United States District Court, N.D. Indiana, South Bend Division
OPINION AND ORDER
P. SIMON, JUDGE
Husband, a prisoner without a lawyer, seeks habeas corpus
relief from the finding of guilt in a prison disciplinary
hearing held at the Westville Correctional Facility. In
particular, a disciplinary hearing officer found Husband
guilty of engaging in an unauthorized financial transaction
in violation of Indiana Department of Correction policy
B-220. ECF 2 at 1. As a result, he was docked 60 days of
earned credit time and was demoted from Credit Class 1 to
Credit Class 2 which means he will accrue good time credits
at a slower rate going forward. Id.
Fourteenth Amendment guarantees prisoners certain procedural
due process rights in prison disciplinary hearings: (1)
advance written notice of the charges; (2) an opportunity to
be heard before an impartial decision-maker; (3) an
opportunity to call witnesses and present documentary
evidence in defense, when consistent with institutional
safety and correctional goals; and (4) a written statement by
the fact-finder of evidence relies on and the reasons for the
disciplinary action. Wolff v. McDonnell, 418 U.S.
539 (1974). To satisfy due process, there must also be
“some evidence” in the record to support the
guilty finding. Superintendent, Mass. Corr Inst. v.
Hill, 472 U.S. 445, 455 (1985).
petition, Husband argues there are two grounds which entitle
him to relief: (1) the evidence was insufficient to support
the guilty finding; and (2) he was denied a witness
statement. ECF 2 at 2. In his traverse, Husband has abandoned
the second ground so nothing more needs to be said about
that. ECF 15-1 at 2. So the only issue is whether the hearing
officer had sufficient evidence to find him guilty.

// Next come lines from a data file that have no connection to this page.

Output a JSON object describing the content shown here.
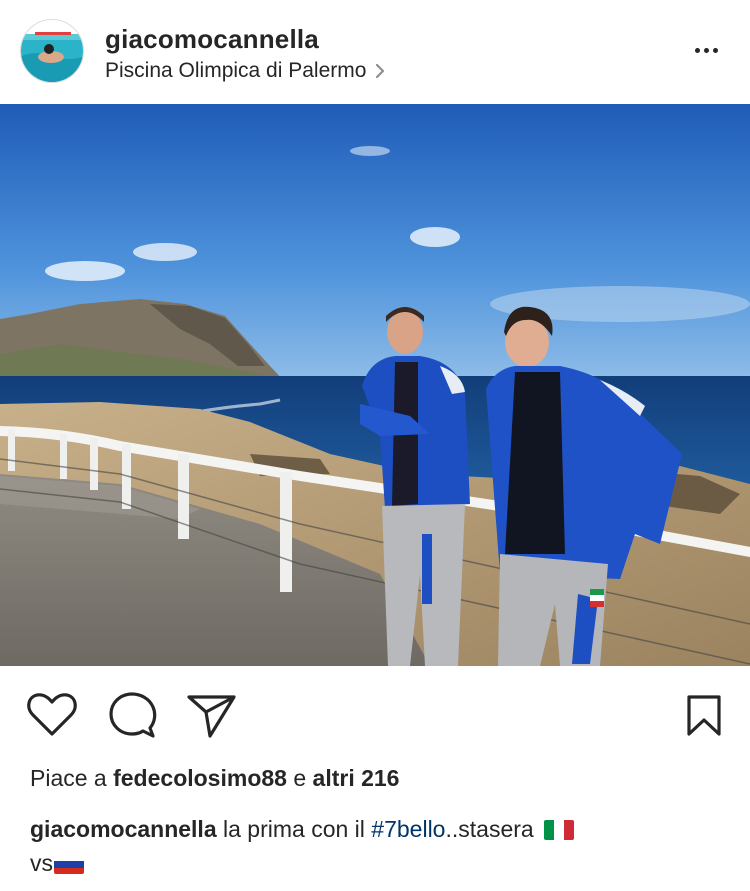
{
  "post": {
    "username": "giacomocannella",
    "location": "Piscina Olimpica di Palermo",
    "likes": {
      "prefix": "Piace a",
      "user": "fedecolosimo88",
      "conjunction": "e",
      "others": "altri 216"
    },
    "caption": {
      "username": "giacomocannella",
      "text_before": "la prima con il",
      "hashtag": "#7bello",
      "text_after": "..stasera",
      "line2": "vs"
    }
  },
  "icons": {
    "more": "more-horizontal-icon",
    "like": "heart-icon",
    "comment": "comment-icon",
    "share": "send-icon",
    "save": "bookmark-icon",
    "location_chevron": "chevron-right-icon",
    "flag_italy": "italy-flag-icon",
    "flag_russia": "russia-flag-icon"
  },
  "colors": {
    "text": "#262626",
    "hashtag": "#003569",
    "divider": "#dbdbdb"
  }
}
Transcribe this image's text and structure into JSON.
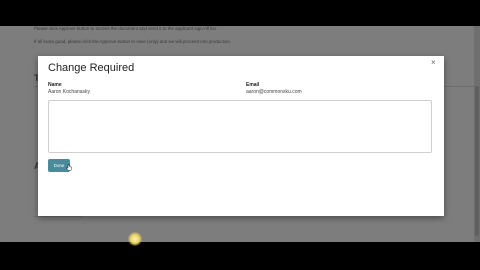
{
  "background": {
    "line1": "Please click Approve button to access the document and send it to the applicant sign-off list.",
    "line2": "If all looks good, please click the Approve button to save (only) and we will proceed into production.",
    "heading_t": "T",
    "heading_a": "A"
  },
  "modal": {
    "title": "Change Required",
    "close_glyph": "×",
    "name_label": "Name",
    "name_value": "Aaron Kochanasky",
    "email_label": "Email",
    "email_value": "aaron@commonsku.com",
    "notes_value": "",
    "done_label": "Done"
  },
  "colors": {
    "overlay": "#7d7d7d",
    "done_button": "#4a8a9a"
  },
  "icons": {
    "close": "close-icon",
    "cursor": "hand-pointer-icon"
  }
}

context of a prison disciplinary hearing, “the relevant
question is whether there is any evidence in the record that
could support the conclusion reached by the disciplinary
board.” Superintendent v. Hill, 472 U.S. 445,
455-56 (1985). As one might well imagine, this is an
exceedingly low standard. Here's how the Seventh Circuit
has characterized the issue:
[T]he findings of a prison disciplinary board [need only]
have the support of some evidence in the record. This is a
lenient standard, requiring no more than a modicum of
evidence. Even meager proof will suffice, so long as the
record is not so devoid of evidence that the findings of the
disciplinary board were without support or otherwise
arbitrary. Although some evidence is not much, it still must
point to the accused's guilt. It is not our province to
assess the comparative weight of the evidence underlying the
disciplinary board's decision.
Webb v. Anderson, 224 F.3d 649, 652 (7th Cir. 2000)
(quotation marks, citations, parenthesis, and ellipsis
this standard, my review is a light one. The Seventh Circuit
tells me that “In reviewing a decision for some
evidence, courts are not required to conduct an examination
of the entire record, independently assess witness
credibility, or weigh the evidence, but only determine
whether the prison disciplinary board's decision to
revoke good time credits has some factual basis.”
McPherson v. McBride, 188 F.3d 784, 786 (7th Cir.
1999) (quotations marks and citation omitted). Thus, if there
is “some” evidence - even a meager amount -
supporting the finding of guilt, my inquiry ends. “The
Federal Constitution does not require evidence that logically
precludes any conclusion but the one reached by the
disciplinary board.” Superintendent v. Hill,
472 U.S. 445, 457 (1985). Therefore, “once the court
has found the evidence reliable, its inquiry ends - it should
not look further to see whether other evidence in the record
may have suggested an opposite conclusion.” Viens
v. Daniels, 871 F.2d 1328, 1335 (7th Cir. 1989).
Husband was found guilty of violating IDOC offense B-220,
which prohibits inmates from “[e]ngaging in or
possessing materials used for unauthorized financial
transactions. This includes, but is not limited to, the use
or possession of identifying information of credit cards,
debit cards, or any other card used to complete a financial
transaction.” Adult Disciplinary Process, Appendix I.
22, 2016, Investigator Kenneva Mapps prepared a Conduct
This Office received a complaint from the Indiana State
On 5/5/2016, this Investigator discovered that Offender
Jamaal Husband 136190 was engaging in unauthorized financial
transactions with a person who was not an offender residing
at the same facility, with the help of a civilian.
For additional information refer to Report of Investigation.
ECF 8-1 at 1. Here's what the Report of Investigation